Article excerpt

NEW YORK * The University of Notre Dame has launched a major new initiative called "Contending Modernities: Catholic, Muslim and Secular," described as a scholarly effort to bring the best minds in both traditions to bear on the collision between faith and reason in the contemporary world.

The initiative offers yet another confirmation that outreach to Islam has become the top interfaith priority of the Catholic church, both in its official structures and at the grass roots.

In the recent book Light of the World: The Pope, the Church, and the Signs of the Times, released a few days after the Notre Dame initiative was unveiled (see Page 18), Pope Benedict XVI argues that Christian-Muslim relations in the early 21st century should pivot on the common challenge of situating themselves vis-a-vis secular modernity.

As it turns out, the University of Notre Dame in Indiana is already fully on board with that bit of papal diagnosis.

Prominent Notre Dame historian Scott Appleby is the director of the "Contending Modernities" project. At a Nov. 18 launch, Appleby said that Catholics and Muslims share several traits that make them a natural focus for research.

"Both are global, mission-driven communities," Appleby said. "Both exhibit breathtaking diversity."

Holy Cross Fr. John Jenkins, president of Notre Dame, observed that Catholics and Muslims together encompass "nearly half the world's population," and said that they can contribute to addressing problems such as "poverty, disease, conflict and corruption."

Notre Dame unveiled the project in New York, taking advantage of a massive Notre Dame presence in the Big Apple in conjunction with the Fighting Irish's Nov. 20 football game against Army in Yankee Stadium.

Sheikh Ali Gomaa, the grand mufti of Egypt, told the New York launch that both Catholics and Muslims "must confront modernity with the intellectual resources of our traditions and heritage."

An aide delivered Gomaa's address in English, and Gomaa later spoke live via an Internet hookup.

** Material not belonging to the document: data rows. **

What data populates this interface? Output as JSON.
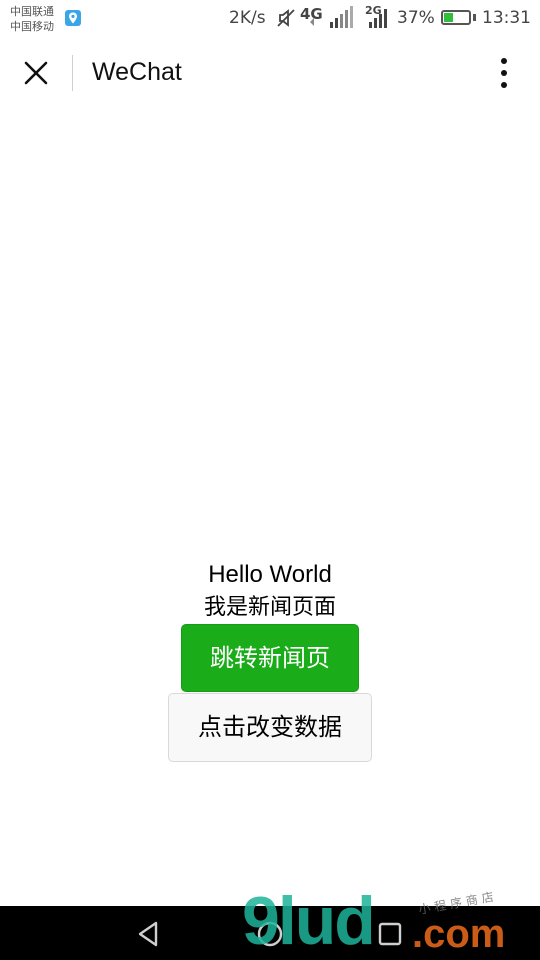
{
  "status_bar": {
    "carrier_1": "中国联通",
    "carrier_2": "中国移动",
    "net_speed": "2K/s",
    "signal_1_label": "4G",
    "signal_2_label": "2G",
    "battery_percent": "37%",
    "battery_level": 0.37,
    "time": "13:31",
    "icons": [
      "location-icon",
      "mute-icon",
      "signal-4g-icon",
      "signal-2g-icon",
      "battery-icon"
    ]
  },
  "title_bar": {
    "title": "WeChat",
    "icons": [
      "close-icon",
      "more-vertical-icon"
    ]
  },
  "main": {
    "hello_text": "Hello World",
    "news_text": "我是新闻页面",
    "primary_button_label": "跳转新闻页",
    "default_button_label": "点击改变数据"
  },
  "watermark": {
    "logo_text": "9lud",
    "logo_suffix": ".com",
    "small_text": "小程序商店"
  },
  "nav_bar": {
    "icons": [
      "back-icon",
      "home-icon",
      "recent-apps-icon"
    ]
  },
  "colors": {
    "primary_green": "#1aad19",
    "default_button_bg": "#f8f8f8",
    "nav_bar_bg": "#000000",
    "watermark_teal": "#1eb39a",
    "watermark_orange": "#e0661a"
  }
}
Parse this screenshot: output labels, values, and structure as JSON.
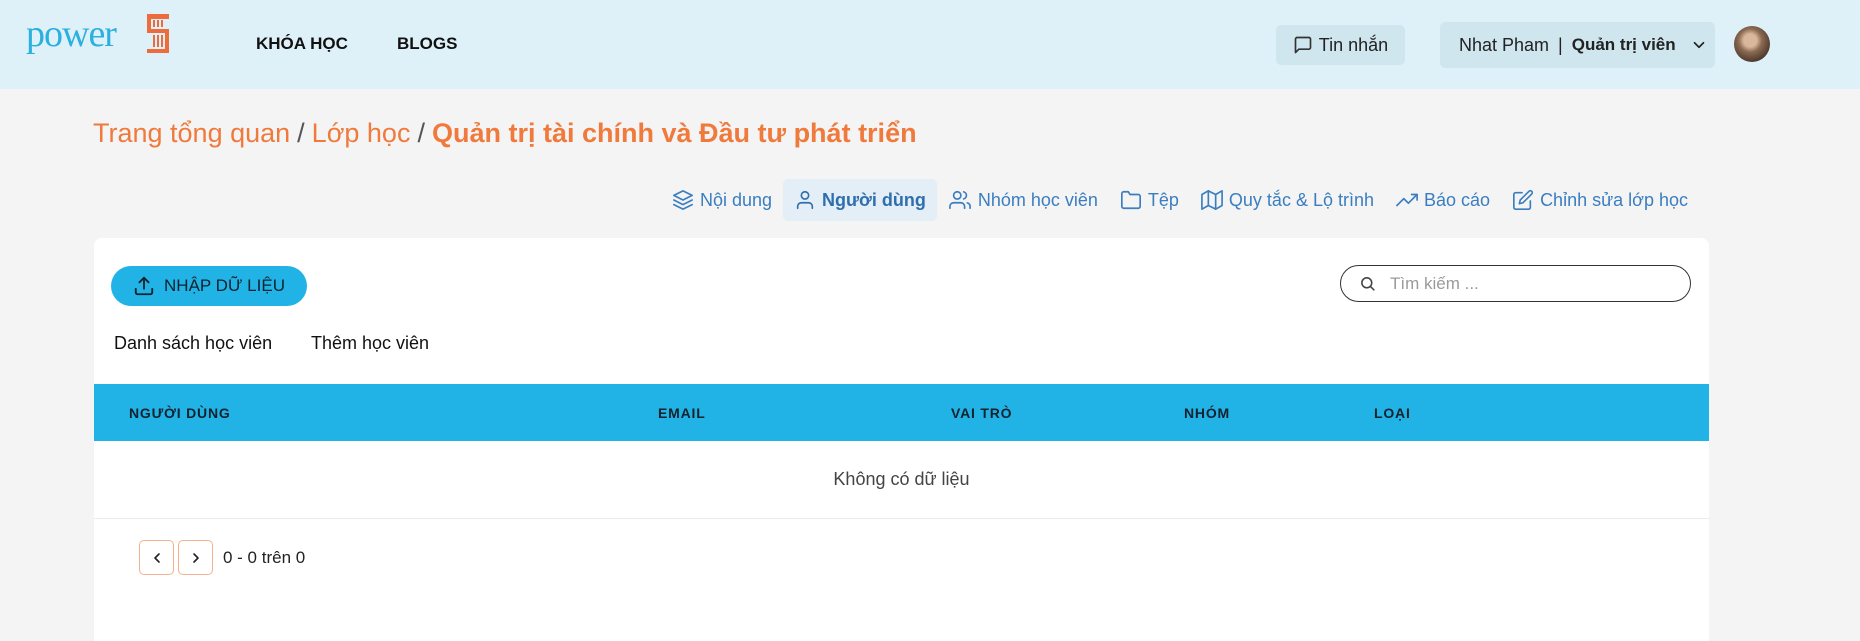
{
  "header": {
    "logo_text": "power5",
    "nav": [
      "KHÓA HỌC",
      "BLOGS"
    ],
    "messages_label": "Tin nhắn",
    "user_name": "Nhat Pham",
    "user_separator": "|",
    "user_role": "Quản trị viên"
  },
  "breadcrumb": {
    "items": [
      "Trang tổng quan",
      "Lớp học"
    ],
    "separator": "/",
    "current": "Quản trị tài chính và Đầu tư phát triển"
  },
  "tabs": [
    {
      "label": "Nội dung",
      "icon": "layers-icon",
      "active": false
    },
    {
      "label": "Người dùng",
      "icon": "user-icon",
      "active": true
    },
    {
      "label": "Nhóm học viên",
      "icon": "users-icon",
      "active": false
    },
    {
      "label": "Tệp",
      "icon": "folder-icon",
      "active": false
    },
    {
      "label": "Quy tắc & Lộ trình",
      "icon": "map-icon",
      "active": false
    },
    {
      "label": "Báo cáo",
      "icon": "trending-up-icon",
      "active": false
    },
    {
      "label": "Chỉnh sửa lớp học",
      "icon": "edit-icon",
      "active": false
    }
  ],
  "toolbar": {
    "import_label": "NHẬP DỮ LIỆU",
    "search_placeholder": "Tìm kiếm ..."
  },
  "subtabs": [
    "Danh sách học viên",
    "Thêm học viên"
  ],
  "table": {
    "columns": [
      "NGƯỜI DÙNG",
      "EMAIL",
      "VAI TRÒ",
      "NHÓM",
      "LOẠI"
    ],
    "empty_text": "Không có dữ liệu"
  },
  "pagination": {
    "text": "0 - 0 trên 0"
  },
  "colors": {
    "accent_blue": "#22b3e6",
    "breadcrumb_orange": "#f07a3c",
    "tab_blue": "#3a7ec0",
    "header_bg": "#dff1f8"
  }
}
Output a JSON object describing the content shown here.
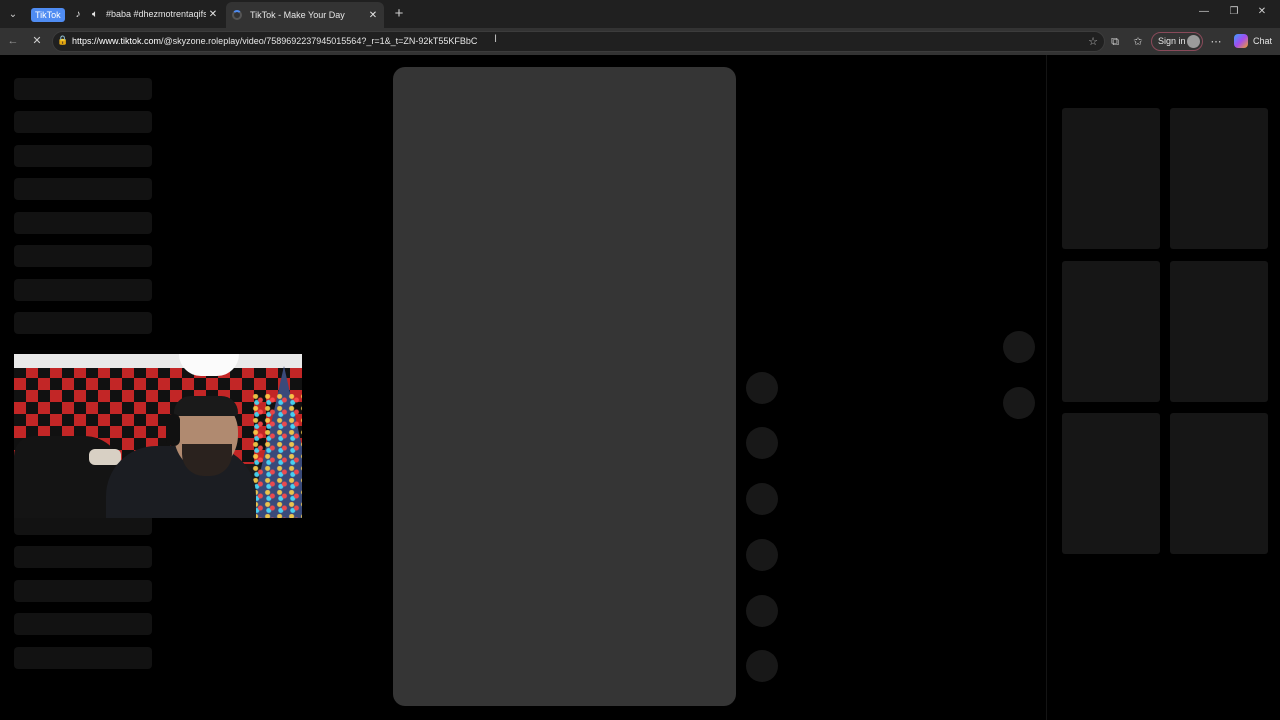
{
  "browser": {
    "tab_group_label": "TikTok",
    "tabs": [
      {
        "title": "#baba #dhezmotrentaqifsha #",
        "audio_icon": "speaker-icon",
        "favicon": "tiktok-icon"
      },
      {
        "title": "TikTok - Make Your Day",
        "favicon": "loading-spinner"
      }
    ],
    "new_tab_symbol": "+",
    "window_controls": {
      "minimize": "—",
      "restore": "❐",
      "close": "✕"
    },
    "tab_close_symbol": "✕",
    "url_host": "https://www.tiktok.com",
    "url_path": "/@skyzone.roleplay/video/7589692237945015564?_r=1&_t=ZN-92kT55KFBbC",
    "sign_in_label": "Sign in",
    "chat_label": "Chat"
  },
  "icons": {
    "back": "←",
    "stop": "✕",
    "lock": "🔒",
    "favorite": "☆",
    "extensions": "⧉",
    "favorites": "✩",
    "more": "⋯",
    "tab_actions": "⌄"
  }
}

Gomaa heads Egypt's Dar Al-Ifta institute, billed as "the world's leading authority on Islamic legal interpretation." Its claim to fame is that it issues some 3,500 fatwas, or pieces of legal analysis, every day.

Gomaa said that too often, the experience of modernity is understood exclusively through a European prism. …